This course covers the Design a management, monitoring, and business continuity strategy part of the 70-534 exam, which is worth 20–25% of the exam. The intent of the course is to help fill in an knowledge gaps that you might have, and help to prepare you for the exam.
About the Author
Ben Lambert is the Director of Engineering and was previously the lead author for DevOps and Microsoft Azure training content at Cloud Academy. His courses and learning paths covered Cloud Ecosystem technologies such as DC/OS, configuration management tools, and containers. As a software engineer, Ben’s experience includes building highly available web and mobile apps.
When he’s not building the first platform to run and measure enterprise transformation initiatives at Cloud Academy, he’s hiking, camping, or creating video games.
Welcome back. In this lesson, we're gonna be talking about hybrid and Azure-hosted architectures for System Center deployment.

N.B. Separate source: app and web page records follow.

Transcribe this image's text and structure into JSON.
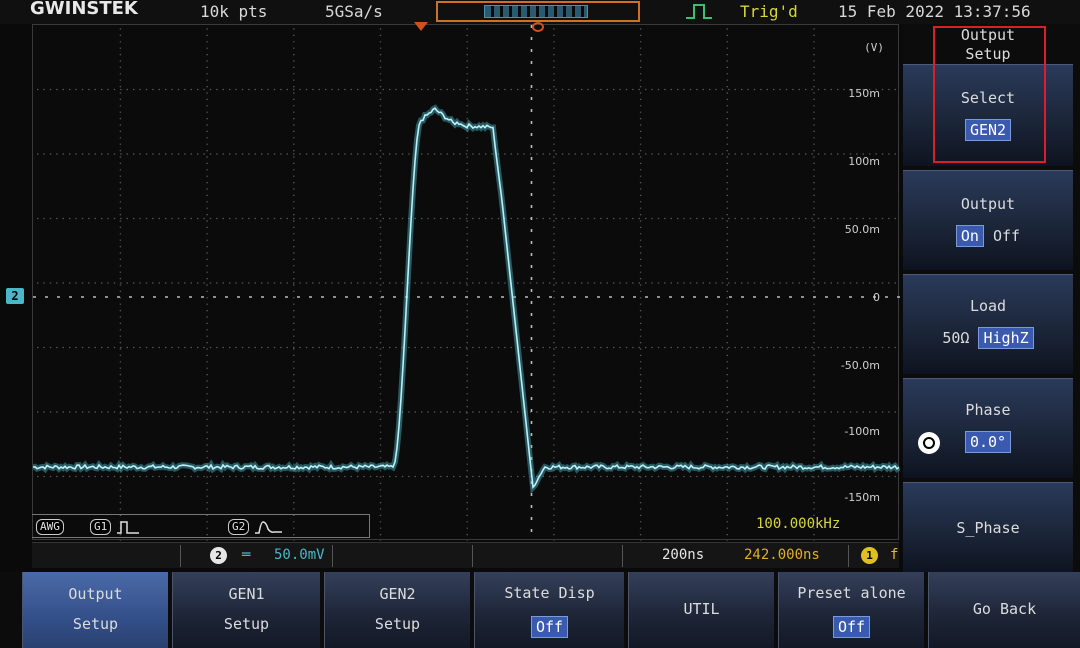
{
  "topbar": {
    "brand": "GWINSTEK",
    "record_length": "10k pts",
    "sample_rate": "5GSa/s",
    "trigger_status": "Trig'd",
    "datetime": "15 Feb 2022 13:37:56"
  },
  "plot": {
    "unit": "(V)",
    "y_labels": [
      "150m",
      "100m",
      "50.0m",
      "0",
      "-50.0m",
      "-100m",
      "-150m"
    ],
    "channel_marker": "2",
    "trace_color": "#4ab7c9"
  },
  "awg_bar": {
    "awg_label": "AWG",
    "gen1_label": "G1",
    "gen2_label": "G2",
    "frequency": "100.000kHz"
  },
  "status_bar": {
    "channel": "2",
    "scale": "50.0mV",
    "timebase": "200ns",
    "delay": "242.000ns",
    "trigger_source": "1",
    "trigger_edge": "f"
  },
  "side_menu": {
    "title": "Output Setup",
    "items": [
      {
        "label": "Select",
        "value": "GEN2"
      },
      {
        "label": "Output",
        "options": [
          "On",
          "Off"
        ],
        "selected": "On"
      },
      {
        "label": "Load",
        "options": [
          "50Ω",
          "HighZ"
        ],
        "selected": "HighZ"
      },
      {
        "label": "Phase",
        "value": "0.0°"
      },
      {
        "label": "S_Phase"
      }
    ]
  },
  "bottom_menu": [
    {
      "line1": "Output",
      "line2": "Setup"
    },
    {
      "line1": "GEN1",
      "line2": "Setup"
    },
    {
      "line1": "GEN2",
      "line2": "Setup"
    },
    {
      "line1": "State Disp",
      "value": "Off"
    },
    {
      "line1": "UTIL"
    },
    {
      "line1": "Preset alone",
      "value": "Off"
    },
    {
      "line1": "Go Back"
    }
  ]
}
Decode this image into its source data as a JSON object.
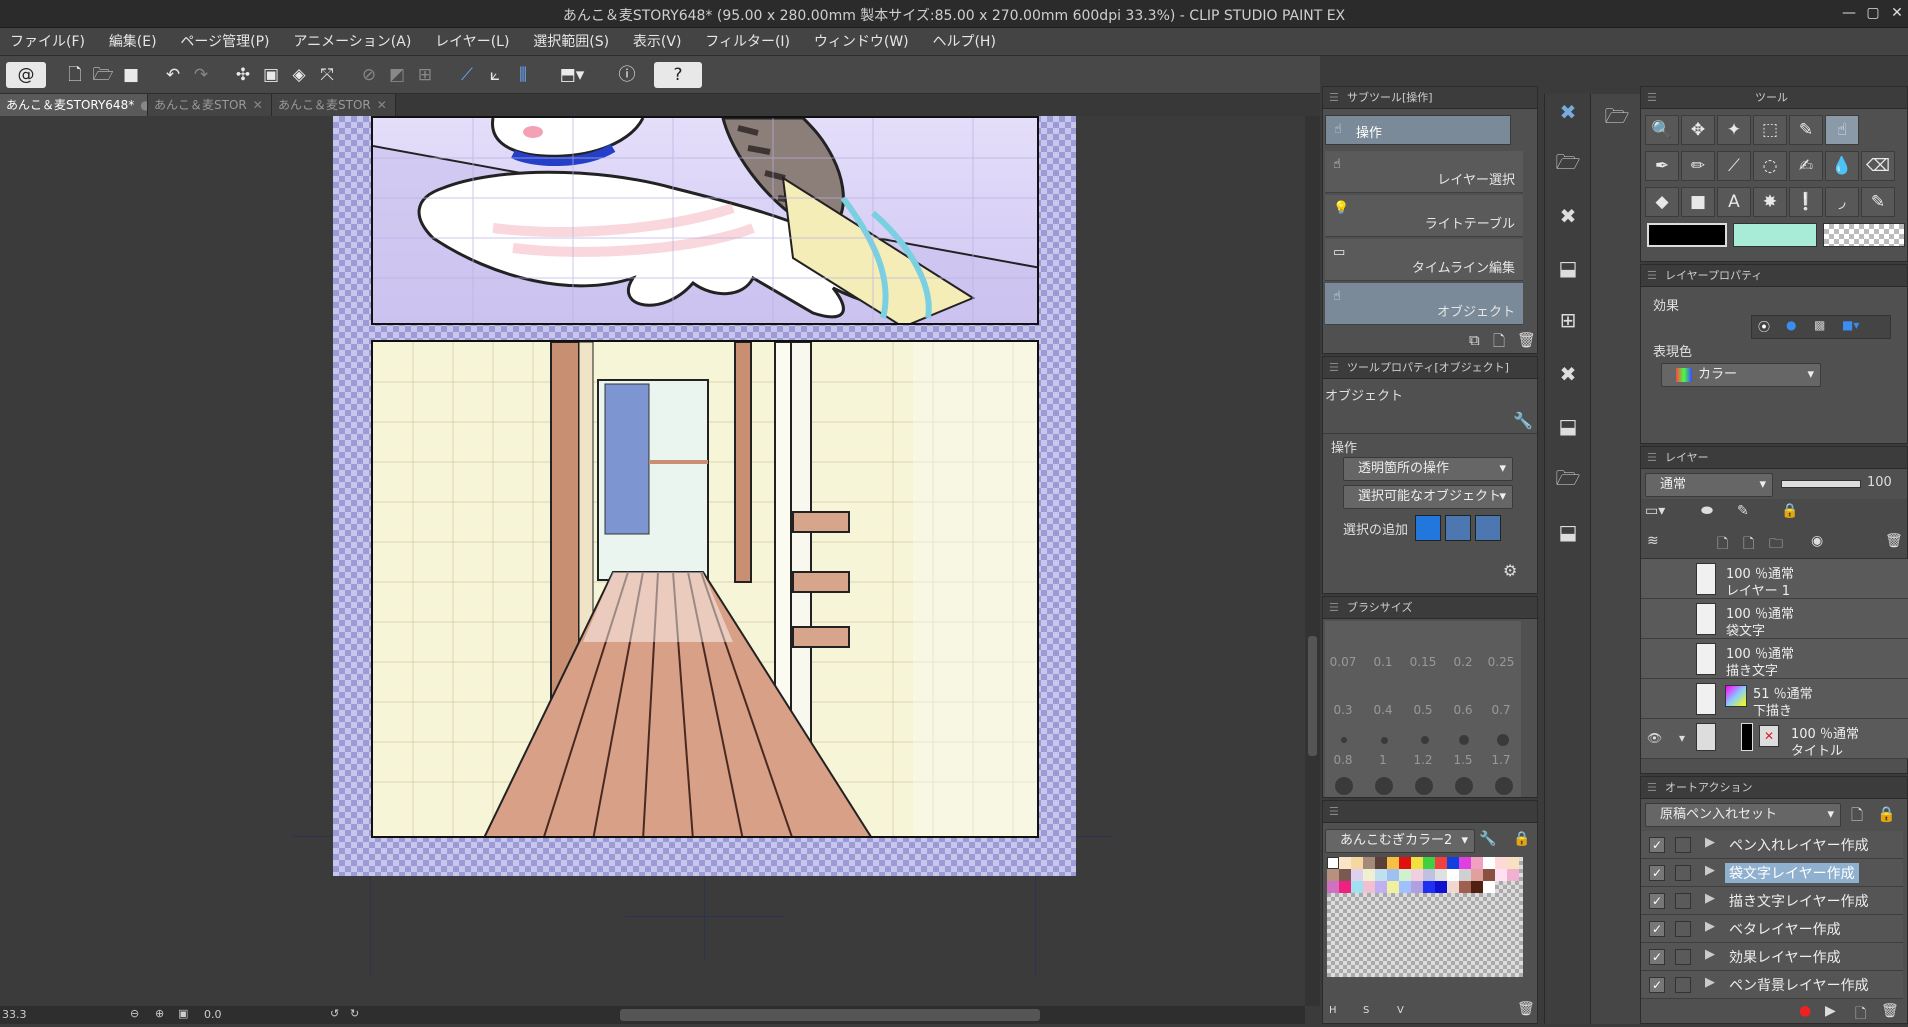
{
  "window": {
    "title": "あんこ＆麦STORY648* (95.00 x 280.00mm 製本サイズ:85.00 x 270.00mm 600dpi 33.3%)  - CLIP STUDIO PAINT EX",
    "minimize": "—",
    "maximize": "▢",
    "close": "✕"
  },
  "menu": [
    "ファイル(F)",
    "編集(E)",
    "ページ管理(P)",
    "アニメーション(A)",
    "レイヤー(L)",
    "選択範囲(S)",
    "表示(V)",
    "フィルター(I)",
    "ウィンドウ(W)",
    "ヘルプ(H)"
  ],
  "tabs": [
    {
      "label": "あんこ＆麦STORY648*"
    },
    {
      "label": "あんこ＆麦STOR"
    },
    {
      "label": "あんこ＆麦STOR"
    }
  ],
  "status": {
    "zoom": "33.3",
    "angle": "0.0"
  },
  "subtool": {
    "header": "サブツール[操作]",
    "group": "操作",
    "items": [
      "レイヤー選択",
      "ライトテーブル",
      "タイムライン編集",
      "オブジェクト"
    ]
  },
  "toolprop": {
    "header": "ツールプロパティ[オブジェクト]",
    "title": "オブジェクト",
    "section": "操作",
    "transparent": "透明箇所の操作",
    "selectable": "選択可能なオブジェクト",
    "add_label": "選択の追加"
  },
  "brush": {
    "header": "ブラシサイズ",
    "sizes": [
      "0.07",
      "0.1",
      "0.15",
      "0.2",
      "0.25",
      "0.3",
      "0.4",
      "0.5",
      "0.6",
      "0.7",
      "0.8",
      "1",
      "1.2",
      "1.5",
      "1.7"
    ]
  },
  "palette": {
    "name": "あんこむぎカラー2",
    "tabs": [
      "H",
      "S",
      "V"
    ]
  },
  "tools_header": "ツール",
  "layerprop": {
    "header": "レイヤープロパティ",
    "effect": "効果",
    "color_label": "表現色",
    "color_value": "カラー"
  },
  "layers": {
    "header": "レイヤー",
    "blend": "通常",
    "opacity": "100",
    "rows": [
      {
        "l1": "100 ％通常",
        "l2": "レイヤー 1"
      },
      {
        "l1": "100 ％通常",
        "l2": "袋文字"
      },
      {
        "l1": "100 ％通常",
        "l2": "描き文字"
      },
      {
        "l1": "51 ％通常",
        "l2": "下描き"
      },
      {
        "l1": "100 ％通常",
        "l2": "タイトル"
      }
    ]
  },
  "autoaction": {
    "header": "オートアクション",
    "set": "原稿ペン入れセット",
    "items": [
      "ペン入れレイヤー作成",
      "袋文字レイヤー作成",
      "描き文字レイヤー作成",
      "ベタレイヤー作成",
      "効果レイヤー作成",
      "ペン背景レイヤー作成"
    ]
  },
  "colors": {
    "main": "#000000",
    "sub": "#a8ecd8"
  }
}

Now, system center is, as you probably already know, a suite of products that will help with data center management for on-prem and hybrid-cloud environments. The products inside include Configuration Manager, which will allow you to deploy software, protect data, monitor health, and enforce compliance across devices. So this is a product that'll really help with those bring-your-own-device type of scenarios.
System Center also includes Operations Manager, which allows you to monitor the health, capacity, and usage across different applications, workloads, and infrastructures. There's also Virtual Machine Manager, the Data Protection Manager, the Orchestrator, among others.
Now, we're gonna be talking about some of these as we go through the course. If you're running systems on-premises, then you probably already know, about SCOM, which is the abbreviated name for System Center Operations Manager. So SCOM allows us to monitor our systems.
However, if we're going to start adding Azure into the mix, then we need to start thinking about how we're gonna set things up. Now, SCOM could live anywhere, on-prem or in Azure. And because we can host SCOM on-prem or in Azure, we have the flexibility to run it wherever it makes the most sense for our use cases.
At a certain point, you may have more servers running in Azure than on-prem, so it may start to make sense to run SCOM in Azure at that point. However, no matter where you choose to run it, you'll need to consider things such as bandwidth, whether or not you'll be using a VPN, and how you're going to authenticate these servers.
And the answers to each of these questions is going to lead to additional questions. We could go through a lot of potential scenarios. However, since the typical setups that I'm seeing are to run SCOM on-prem, that'll be the base for our discussions.
Just keep in mind, running SCOM on-prem is not a requirement. Let's run through a couple of scenarios where we may need to monitor servers and workloads running in Azure from our on-prem SCOM servers. In the first scenario, we're a company similar to YouTube.
We allow users to upload videos, and other users can consume that content. Now, we have everything running on-prem, except for our analytic SQL database, which is running as an IaaS VM. If we want to monitor this with our SCOM server, we could set up a site-to-site VPN, and then use the SCOM agent on that IaaS VM, and the VM would be domain-joined, which makes authentication easy.
Now, this works really well, because we have just the one IaaS VM that we're monitoring. We do have the additional overhead of setting up a VPN, though that gives us easy conductivity between the on-prem and Azure networks.
This solution will work well since we have that VPN tunnel and makes it simple to start adding any new IaaS servers that we may need to monitor.
Now, you may recall that we pay for and with on egress, which means data leaving Azure, so if you have a lot of servers in Azure being monitored, you're gonna wanna consider the cost. In that scenario, we're using domain authentication.
Now, if that wasn't an option for some reason, what would we do? Let's look at another scenario. In this scenario, where a test company called Test It, a company that allows developers to run their code in a sandboxed environment and have it automatically fuzzed with a proprietary fuzzing tool.
We have an on-prem SCOM server, and our testing servers are running as an IaaS VM. As an additional layer of security, we don't wanna have all these servers as part of our company domain.
However, we still need to monitor them. This is where we can use a SCOM gateway. The SCOM gateway allows us to have a single point of contact between the management server and our agents. It works by allowing the agents to communicate with the gateway, and then the gateway will communicate with the management server.
Now, because we're not using domain authentication, we'll need to use X509 certificates to authenticate the gateway to the management server. As you probably noticed, we have a bit more work to do here because we need to manage those certificates. However, this isn't an uncommon architecture.
While these are the only two scenarios that we're gonna dive into, there are certainly others that we could talk about. Just imagine it, you could use SCOM on-prem to monitor some platform as a service products, as well as using SCOM on-prem to serve as a sort of APM, or application performance monitor.
The reality is that SCOM is a very versatile tool, and knowing what it's capable of and the types of things you'll need to monitor, will help you to understand how best to deploy and configure SCOM for your use case.
Okay, that's gonna wrap up this lesson. In our next lesson, we'll be talking about monitoring more in depth. So we'll be talking about SCOM a bit more in depth, as well as other's monitoring solutions. All right, if you're ready, let's get started.